WhoCanFixMyCar offers some advice on how to drive safely when bad weather hits
There are many things to love about the UK, but our weather unfortunately isn’t one of them. Our winters are grim and bleak, and during those glorious few months of sunshine in the summer, we have a tendency to complain that it’s too hot.
The thing is, us Brits just love to talk about the weather. Awkward conversation with someone whose name you can’t quite remember? Weather. Socialising with a colleague who shares no common interests? Weather.
We especially like to melt down (er, pardon the pun) when it snows. But there’s another type of weather that is, in many respects, just as challenging when you hit the road: fog.
At WhoCanFixMyCar, we believe fog deserves as much caution and consideration from drivers as snow, which is why we’ve put together this guide.
Before you set off
For any journey where you know you’re likely to hit bad weather, it pays to plan in advance. There are a few things you can do to make sure that you’re well prepared:
Check your brakes
When it’s foggy, not only is your visibility reduced, the road is also often wet, meaning it can take longer to stop. Couple that with the risk of unforeseen hazards and it becomes clear that your brakes are more important than ever.
If yours don’t work as well as they used to and are showing signs of wear and tear, it’s a good idea to avoid driving in foggy conditions until you’ve had them repaired or serviced.
Pack emergency supplies
In the event that you have to stop mid-way through your journey due to bad weather, having some supplies stored away in the boot will come in handy, such as:
Plan your route
Spend five minutes planning out your route before you set off.
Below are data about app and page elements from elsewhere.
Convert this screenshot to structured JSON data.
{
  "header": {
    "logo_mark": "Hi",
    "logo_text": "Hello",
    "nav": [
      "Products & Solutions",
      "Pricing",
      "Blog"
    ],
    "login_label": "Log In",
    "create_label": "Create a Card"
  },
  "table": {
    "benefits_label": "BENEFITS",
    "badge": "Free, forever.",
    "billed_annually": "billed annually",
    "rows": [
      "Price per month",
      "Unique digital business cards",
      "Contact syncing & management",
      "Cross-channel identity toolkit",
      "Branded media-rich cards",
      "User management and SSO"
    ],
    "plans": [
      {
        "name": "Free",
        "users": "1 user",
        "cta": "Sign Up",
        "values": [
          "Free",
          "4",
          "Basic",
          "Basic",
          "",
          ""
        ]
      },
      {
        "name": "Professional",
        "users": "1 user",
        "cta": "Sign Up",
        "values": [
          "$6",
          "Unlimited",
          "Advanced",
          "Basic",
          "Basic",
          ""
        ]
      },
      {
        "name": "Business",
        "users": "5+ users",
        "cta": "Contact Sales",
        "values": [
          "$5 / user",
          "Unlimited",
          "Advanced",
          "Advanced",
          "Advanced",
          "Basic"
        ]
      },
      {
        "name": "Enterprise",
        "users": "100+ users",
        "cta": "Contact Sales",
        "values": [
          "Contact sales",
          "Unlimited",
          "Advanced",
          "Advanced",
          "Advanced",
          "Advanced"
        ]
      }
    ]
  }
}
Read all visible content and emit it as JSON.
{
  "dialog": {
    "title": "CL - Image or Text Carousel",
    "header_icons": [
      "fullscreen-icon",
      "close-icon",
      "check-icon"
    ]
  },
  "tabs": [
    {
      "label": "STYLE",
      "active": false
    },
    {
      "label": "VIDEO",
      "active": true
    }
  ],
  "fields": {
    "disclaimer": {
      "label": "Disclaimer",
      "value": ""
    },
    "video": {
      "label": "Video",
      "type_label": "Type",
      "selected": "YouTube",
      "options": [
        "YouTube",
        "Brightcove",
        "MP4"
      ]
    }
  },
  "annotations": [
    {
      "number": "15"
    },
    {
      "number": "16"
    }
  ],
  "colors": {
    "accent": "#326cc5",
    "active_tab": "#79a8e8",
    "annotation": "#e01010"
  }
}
This will allow you to work out whether the bad weather is avoidable, and it’ll also mean you can drive with more confidence. Don’t forget to factor in extra driving time since you’ll have to go slower than usual.
Driving in fog
Use the right lights
According to The Highway Code, you must use dipped headlights when you can’t see more than 100 metres in front of you (for anyone who can’t visualise what 100 metres looks like, it’s roughly the size of a football pitch), but using front or rear fog lights is actually optional.
If you have them and the fog is thick enough to warrant using headlights, especially if it’s dark, we’d always recommend using your fog lights, too. Additional visibility is never a bad thing! However, make sure you turn them off when visibility improves or you’ll dazzle other drivers.
Instinct might tempt you to use full beam headlights, but this is actually counterproductive because the fog will reflect all that bright light straight back at you.
Keep your distance
When you enter an area of fog, slow down and make sure the gap between you and the car in front is big enough; whereas normally it should be two seconds, in fog it should be four.
Watch your speed
Because visibility is severely reduced in foggy conditions, maintain a speed that will allow you to stop within the area that you can see.
You never know what’s around the corner, so it’s best to drive steadily until you’re out of the other side.
Roll down your windows
When you reach a junction, rolling down your windows can help you to hear approaching traffic even if you can’t see it.
Follow road markings
When we drive, we usually keep our eyes on the road ahead. But what if we can’t see the road ahead? A good bit of advice is to keep your eyes on the road markings that are a little bit closer to your car that are illuminated by your headlights. This will help you stay within your lane and follow any curves despite reduced visibility.
However, as we mentioned earlier, it’s vital that you drive slowly because you can’t see any hazards that might lie ahead.
Keep your windscreen clear
Use your windscreen wipers and demister to make sure that you have the best possible visibility.
Wait until it’s safe
Driving in fog might not be discussed as much as driving in snow or ice, but it can be dangerous and should be treated with equal caution. Don’t feel pressured to drive because it’s “just fog”; if you’re really struggling to see and you don’t feel comfortable, the safest thing to do is to wait until the fog passes.
Plus, never stop in a place where you could cause an obstruction for another driver - when you pull over, make sure you do so in a place where it’s safe to stop.
What not to do
When driving in fog, you shouldn’t:
Rely on the tail lights of the car in front for direction
Rely on daytime running lights alone
Rely on automatic lights
To find out more about driving in difficult conditions, check out the following guides:
The best way to find out if your car is safe to drive in challenging conditions is to book a winter health check.